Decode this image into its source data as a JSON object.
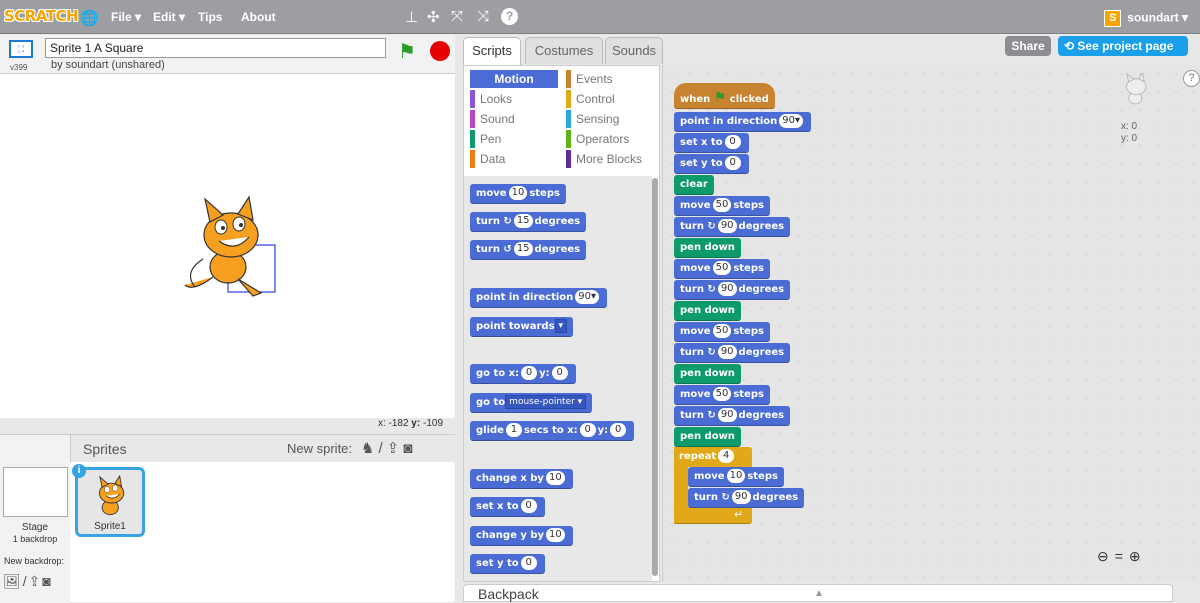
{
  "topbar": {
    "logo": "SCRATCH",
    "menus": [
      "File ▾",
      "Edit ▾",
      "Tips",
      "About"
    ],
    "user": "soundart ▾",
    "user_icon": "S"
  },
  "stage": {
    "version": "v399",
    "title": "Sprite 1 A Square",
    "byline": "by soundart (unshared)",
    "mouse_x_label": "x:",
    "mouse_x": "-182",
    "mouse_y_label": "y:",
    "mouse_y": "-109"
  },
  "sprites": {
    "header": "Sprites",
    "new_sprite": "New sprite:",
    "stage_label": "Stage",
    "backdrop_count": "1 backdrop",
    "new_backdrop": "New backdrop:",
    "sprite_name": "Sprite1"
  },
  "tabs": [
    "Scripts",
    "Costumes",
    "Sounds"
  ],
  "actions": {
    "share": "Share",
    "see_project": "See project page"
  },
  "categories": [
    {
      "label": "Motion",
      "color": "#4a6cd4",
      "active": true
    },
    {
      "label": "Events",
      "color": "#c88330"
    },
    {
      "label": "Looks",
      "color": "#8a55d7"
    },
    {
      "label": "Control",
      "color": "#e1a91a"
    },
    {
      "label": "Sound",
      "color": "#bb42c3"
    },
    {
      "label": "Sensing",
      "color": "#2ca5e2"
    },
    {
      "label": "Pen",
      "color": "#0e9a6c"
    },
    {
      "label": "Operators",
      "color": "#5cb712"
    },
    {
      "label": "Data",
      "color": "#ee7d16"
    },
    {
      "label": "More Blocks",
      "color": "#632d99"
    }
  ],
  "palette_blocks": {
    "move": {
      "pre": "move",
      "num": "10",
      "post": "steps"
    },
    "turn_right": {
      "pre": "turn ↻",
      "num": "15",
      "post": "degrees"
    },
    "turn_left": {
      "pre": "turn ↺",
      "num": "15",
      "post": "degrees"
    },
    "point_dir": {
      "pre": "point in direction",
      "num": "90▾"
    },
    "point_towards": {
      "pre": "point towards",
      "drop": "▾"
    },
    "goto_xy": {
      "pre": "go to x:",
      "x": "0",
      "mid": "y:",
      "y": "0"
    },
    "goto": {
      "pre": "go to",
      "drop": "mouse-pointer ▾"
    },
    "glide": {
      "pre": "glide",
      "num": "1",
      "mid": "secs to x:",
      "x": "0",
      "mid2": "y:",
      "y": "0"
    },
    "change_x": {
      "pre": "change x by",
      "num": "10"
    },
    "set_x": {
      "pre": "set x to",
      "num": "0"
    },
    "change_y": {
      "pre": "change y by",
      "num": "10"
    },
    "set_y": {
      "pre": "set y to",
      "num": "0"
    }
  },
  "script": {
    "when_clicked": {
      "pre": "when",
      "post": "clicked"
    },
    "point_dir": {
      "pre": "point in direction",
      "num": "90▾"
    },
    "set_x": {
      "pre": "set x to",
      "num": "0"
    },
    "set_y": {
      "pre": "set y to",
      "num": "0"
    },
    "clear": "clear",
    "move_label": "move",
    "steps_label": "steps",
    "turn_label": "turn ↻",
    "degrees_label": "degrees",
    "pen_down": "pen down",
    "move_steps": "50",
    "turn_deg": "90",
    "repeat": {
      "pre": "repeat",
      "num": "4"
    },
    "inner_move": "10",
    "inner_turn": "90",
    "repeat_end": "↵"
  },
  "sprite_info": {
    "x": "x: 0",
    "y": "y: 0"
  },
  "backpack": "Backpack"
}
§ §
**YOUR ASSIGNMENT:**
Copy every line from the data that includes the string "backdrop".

**SOLUTION TO THIS PROBLEM:**
    "backdrop_count": "1 backdrop",
    "new_backdrop": "New backdrop:",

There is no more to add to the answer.